Page and application data records:
Content starts

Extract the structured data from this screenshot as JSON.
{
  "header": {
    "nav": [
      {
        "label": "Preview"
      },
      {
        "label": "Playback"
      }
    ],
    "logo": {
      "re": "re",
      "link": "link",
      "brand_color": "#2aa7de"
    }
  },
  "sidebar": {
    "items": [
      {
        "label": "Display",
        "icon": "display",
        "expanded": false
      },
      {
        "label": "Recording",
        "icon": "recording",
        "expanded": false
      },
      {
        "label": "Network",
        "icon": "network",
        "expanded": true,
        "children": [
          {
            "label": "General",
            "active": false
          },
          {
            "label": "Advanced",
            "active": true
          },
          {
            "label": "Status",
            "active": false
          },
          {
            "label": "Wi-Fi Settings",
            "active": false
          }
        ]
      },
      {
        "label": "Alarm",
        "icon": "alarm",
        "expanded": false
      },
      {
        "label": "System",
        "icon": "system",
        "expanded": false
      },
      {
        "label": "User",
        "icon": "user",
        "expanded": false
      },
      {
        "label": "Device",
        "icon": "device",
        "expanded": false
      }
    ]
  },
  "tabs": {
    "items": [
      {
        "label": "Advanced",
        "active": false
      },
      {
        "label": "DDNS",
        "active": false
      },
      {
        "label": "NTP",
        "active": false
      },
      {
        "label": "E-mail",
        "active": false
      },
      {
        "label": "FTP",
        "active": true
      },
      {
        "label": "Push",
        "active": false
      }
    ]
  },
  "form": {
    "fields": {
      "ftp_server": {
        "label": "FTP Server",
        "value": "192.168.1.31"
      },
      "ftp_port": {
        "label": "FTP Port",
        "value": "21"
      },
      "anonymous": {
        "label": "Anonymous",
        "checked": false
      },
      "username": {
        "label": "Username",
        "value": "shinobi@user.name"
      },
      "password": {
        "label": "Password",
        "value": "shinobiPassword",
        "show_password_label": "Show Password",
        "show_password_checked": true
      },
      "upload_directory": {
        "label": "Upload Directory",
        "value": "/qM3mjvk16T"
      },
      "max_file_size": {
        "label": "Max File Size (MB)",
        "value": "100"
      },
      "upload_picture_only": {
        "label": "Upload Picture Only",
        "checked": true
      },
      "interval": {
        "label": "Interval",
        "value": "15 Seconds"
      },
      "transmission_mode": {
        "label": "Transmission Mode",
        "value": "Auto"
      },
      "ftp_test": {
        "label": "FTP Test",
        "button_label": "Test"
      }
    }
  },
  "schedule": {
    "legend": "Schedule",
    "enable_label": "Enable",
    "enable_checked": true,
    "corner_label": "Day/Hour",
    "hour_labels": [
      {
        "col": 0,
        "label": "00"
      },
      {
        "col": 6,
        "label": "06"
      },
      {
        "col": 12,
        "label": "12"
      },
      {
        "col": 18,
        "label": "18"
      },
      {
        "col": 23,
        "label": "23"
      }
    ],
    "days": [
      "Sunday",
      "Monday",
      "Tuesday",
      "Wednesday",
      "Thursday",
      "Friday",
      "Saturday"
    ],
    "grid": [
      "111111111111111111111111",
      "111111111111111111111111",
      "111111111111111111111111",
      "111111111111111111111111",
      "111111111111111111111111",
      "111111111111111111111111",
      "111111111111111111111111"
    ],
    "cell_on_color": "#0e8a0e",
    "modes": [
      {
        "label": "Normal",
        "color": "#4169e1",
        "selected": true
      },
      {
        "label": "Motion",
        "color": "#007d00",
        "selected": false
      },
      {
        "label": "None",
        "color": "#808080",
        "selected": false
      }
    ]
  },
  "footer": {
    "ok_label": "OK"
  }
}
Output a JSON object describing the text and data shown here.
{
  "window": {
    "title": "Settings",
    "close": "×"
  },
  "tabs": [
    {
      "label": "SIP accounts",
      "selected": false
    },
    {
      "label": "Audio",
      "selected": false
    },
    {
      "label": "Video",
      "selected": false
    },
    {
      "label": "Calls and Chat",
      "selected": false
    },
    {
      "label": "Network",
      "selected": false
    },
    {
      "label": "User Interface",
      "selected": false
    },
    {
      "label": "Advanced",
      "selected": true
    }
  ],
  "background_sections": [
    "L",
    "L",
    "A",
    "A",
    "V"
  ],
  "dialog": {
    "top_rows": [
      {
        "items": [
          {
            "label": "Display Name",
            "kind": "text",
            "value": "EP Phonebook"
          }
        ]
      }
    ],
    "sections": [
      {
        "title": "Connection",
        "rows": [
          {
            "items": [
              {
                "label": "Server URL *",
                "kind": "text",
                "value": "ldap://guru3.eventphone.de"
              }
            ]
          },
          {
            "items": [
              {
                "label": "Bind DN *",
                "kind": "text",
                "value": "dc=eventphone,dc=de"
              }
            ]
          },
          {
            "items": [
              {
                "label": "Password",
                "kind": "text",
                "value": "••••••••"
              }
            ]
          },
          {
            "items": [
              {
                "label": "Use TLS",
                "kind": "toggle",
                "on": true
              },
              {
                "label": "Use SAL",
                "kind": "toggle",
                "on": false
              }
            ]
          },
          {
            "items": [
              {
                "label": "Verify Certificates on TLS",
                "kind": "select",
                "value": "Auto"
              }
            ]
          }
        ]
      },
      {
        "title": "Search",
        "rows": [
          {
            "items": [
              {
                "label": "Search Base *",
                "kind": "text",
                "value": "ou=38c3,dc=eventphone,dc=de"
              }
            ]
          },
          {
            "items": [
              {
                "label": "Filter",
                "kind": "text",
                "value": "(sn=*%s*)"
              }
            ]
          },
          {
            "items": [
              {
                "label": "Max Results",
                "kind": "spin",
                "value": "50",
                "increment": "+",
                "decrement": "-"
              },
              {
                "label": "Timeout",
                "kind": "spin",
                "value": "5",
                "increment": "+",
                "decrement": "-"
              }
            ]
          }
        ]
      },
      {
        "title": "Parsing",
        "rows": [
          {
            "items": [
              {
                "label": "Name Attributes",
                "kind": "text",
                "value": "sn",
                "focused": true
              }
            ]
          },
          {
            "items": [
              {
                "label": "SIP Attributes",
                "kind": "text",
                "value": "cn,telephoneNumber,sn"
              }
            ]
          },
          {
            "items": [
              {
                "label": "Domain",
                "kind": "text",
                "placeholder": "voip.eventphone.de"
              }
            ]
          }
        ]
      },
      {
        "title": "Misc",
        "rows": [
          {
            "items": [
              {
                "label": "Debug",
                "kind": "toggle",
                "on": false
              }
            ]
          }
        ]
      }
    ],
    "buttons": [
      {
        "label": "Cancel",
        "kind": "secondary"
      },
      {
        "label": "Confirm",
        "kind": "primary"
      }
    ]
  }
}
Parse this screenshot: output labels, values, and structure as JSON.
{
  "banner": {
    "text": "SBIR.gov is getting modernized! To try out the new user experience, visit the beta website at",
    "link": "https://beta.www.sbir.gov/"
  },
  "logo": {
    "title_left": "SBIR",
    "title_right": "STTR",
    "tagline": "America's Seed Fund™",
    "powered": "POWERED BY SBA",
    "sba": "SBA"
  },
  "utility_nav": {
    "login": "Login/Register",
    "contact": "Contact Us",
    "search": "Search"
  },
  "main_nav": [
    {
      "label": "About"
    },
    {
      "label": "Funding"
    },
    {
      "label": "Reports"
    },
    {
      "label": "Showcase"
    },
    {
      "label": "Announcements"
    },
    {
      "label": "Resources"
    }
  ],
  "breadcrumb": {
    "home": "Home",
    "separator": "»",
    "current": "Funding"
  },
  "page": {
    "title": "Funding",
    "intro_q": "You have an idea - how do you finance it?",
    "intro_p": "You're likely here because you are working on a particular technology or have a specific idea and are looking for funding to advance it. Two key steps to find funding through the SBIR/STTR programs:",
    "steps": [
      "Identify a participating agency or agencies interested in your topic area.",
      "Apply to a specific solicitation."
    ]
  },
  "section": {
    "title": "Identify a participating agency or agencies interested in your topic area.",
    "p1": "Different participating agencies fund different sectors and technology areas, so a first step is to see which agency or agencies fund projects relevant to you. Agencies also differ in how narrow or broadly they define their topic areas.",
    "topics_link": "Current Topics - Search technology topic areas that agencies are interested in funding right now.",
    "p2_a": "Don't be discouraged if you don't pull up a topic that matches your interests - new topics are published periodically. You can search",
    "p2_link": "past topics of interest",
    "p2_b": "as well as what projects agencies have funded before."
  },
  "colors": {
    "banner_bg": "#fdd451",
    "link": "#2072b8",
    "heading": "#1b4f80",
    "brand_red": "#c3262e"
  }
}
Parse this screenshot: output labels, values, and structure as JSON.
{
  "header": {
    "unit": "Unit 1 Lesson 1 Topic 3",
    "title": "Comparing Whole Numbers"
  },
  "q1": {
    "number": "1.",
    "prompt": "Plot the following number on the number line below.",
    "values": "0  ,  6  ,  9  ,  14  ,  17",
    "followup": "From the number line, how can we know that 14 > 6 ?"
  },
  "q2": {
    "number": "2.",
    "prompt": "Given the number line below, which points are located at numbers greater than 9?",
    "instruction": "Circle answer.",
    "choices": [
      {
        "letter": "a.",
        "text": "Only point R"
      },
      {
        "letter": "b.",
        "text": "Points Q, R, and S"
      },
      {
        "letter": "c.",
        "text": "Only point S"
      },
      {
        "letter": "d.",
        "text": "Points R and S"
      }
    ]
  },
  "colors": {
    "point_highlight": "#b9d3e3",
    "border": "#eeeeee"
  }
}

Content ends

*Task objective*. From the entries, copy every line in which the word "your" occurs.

*Response*.
      "Identify a participating agency or agencies interested in your topic area.",
    "title": "Identify a participating agency or agencies interested in your topic area.",
    "p2_a": "Don't be discouraged if you don't pull up a topic that matches your interests - new topics are published periodically. You can search",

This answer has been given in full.